Fair Work Commission
(FWC) has supported the Defence Department after it took the advice of its own medical specialist over that of an employee’s psychiatrist which resulted in the employee being ordered to return to her “injurious” workplace.
The Canberra Times reported
that Cammui Tunks, who was employed by the department for 15 years, recently lost an unfair dismissal case.
Tunks was dismissed in May when she failed to comply with a return to work order, citing medical advice as her reasoning.
She claimed she was afraid to return to her job due to a series of run-ins with her supervisors and due to sporadic attendance at work since 2012 due to stress leave.
The department sent Tunks to see an independent medical examiner in September 2013.
The psychiatrist, Dr. James Hundertmark, concluded that Tunks had a “phobic avoidance of the workplace”, but could resume some of her duties under a return-to-work program, The Times
“From a pragmatic perspective, it may well be appropriate to move her to a new supervisor but it is understood that there are limited opportunities for this to occur within the Department,” Hundertmark wrote.
In December 2013, there was a confrontation between Tunks and a departmental manager, which resulted in Tunks leaving the workplace and not returning since.
After being refused a long period of unpaid leave, Tunks went to consulting psychiatrist William Knox in April 2014.
“Practicality indicates that there will not be mediation on account of the power hierarchy within Defence, with your client being expected to be the one to make adjustments, no doubt while other parties feel quite supported and justified in their perspective,” Knox reportedly wrote to Tunks’ lawyers.
“My recommended treatment for your client is to remain in the care of her treating professionals and to avoid any return to the Department of Defence
,” he added. “I believe that Mrs Tunks does likely have a good prognosis providing she is able to separate from the injurious environment with the Department of Defence, and find other employment.”
Despite Knox’s conclusions, Defence ordered Tunks back to work and sacked her the following month when she still failed to attend.
In her claim, Tunks reportedly argued that the department’s return-to-work directions were unreasonable and that her bosses were failing to protect her from contact with the manager she feared.
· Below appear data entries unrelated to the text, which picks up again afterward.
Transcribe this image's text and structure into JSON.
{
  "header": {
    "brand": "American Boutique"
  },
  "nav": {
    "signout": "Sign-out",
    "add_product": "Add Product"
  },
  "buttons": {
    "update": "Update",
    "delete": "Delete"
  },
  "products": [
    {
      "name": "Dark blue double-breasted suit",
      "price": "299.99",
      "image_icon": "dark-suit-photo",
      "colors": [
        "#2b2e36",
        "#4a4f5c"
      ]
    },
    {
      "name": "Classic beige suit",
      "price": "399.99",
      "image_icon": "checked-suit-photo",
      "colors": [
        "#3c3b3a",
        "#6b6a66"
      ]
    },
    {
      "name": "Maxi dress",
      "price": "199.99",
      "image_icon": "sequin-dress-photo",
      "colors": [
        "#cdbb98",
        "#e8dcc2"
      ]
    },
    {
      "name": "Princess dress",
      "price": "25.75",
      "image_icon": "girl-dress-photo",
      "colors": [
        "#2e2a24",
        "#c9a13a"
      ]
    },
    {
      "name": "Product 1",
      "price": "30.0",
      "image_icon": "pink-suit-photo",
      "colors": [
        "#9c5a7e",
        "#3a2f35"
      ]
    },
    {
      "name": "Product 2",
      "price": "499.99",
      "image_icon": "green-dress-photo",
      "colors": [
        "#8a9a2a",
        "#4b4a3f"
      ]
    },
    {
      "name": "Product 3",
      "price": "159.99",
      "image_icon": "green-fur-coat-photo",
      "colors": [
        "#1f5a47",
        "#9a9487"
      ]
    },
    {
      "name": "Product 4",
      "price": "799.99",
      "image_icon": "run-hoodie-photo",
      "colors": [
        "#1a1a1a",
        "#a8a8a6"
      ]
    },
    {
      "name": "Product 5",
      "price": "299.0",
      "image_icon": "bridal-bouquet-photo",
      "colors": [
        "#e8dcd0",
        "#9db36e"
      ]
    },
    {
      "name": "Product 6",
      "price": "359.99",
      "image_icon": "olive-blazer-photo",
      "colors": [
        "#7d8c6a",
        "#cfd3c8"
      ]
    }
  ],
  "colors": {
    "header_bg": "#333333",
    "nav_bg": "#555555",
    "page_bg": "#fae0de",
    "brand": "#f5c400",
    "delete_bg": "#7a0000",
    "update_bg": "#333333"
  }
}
The FWC found that under the Defence Enterprise Collective Agreement, the department was within its rights to accept the evidence of its own medical expert over that of the employee, and the Tunks’ appeal was dismissed.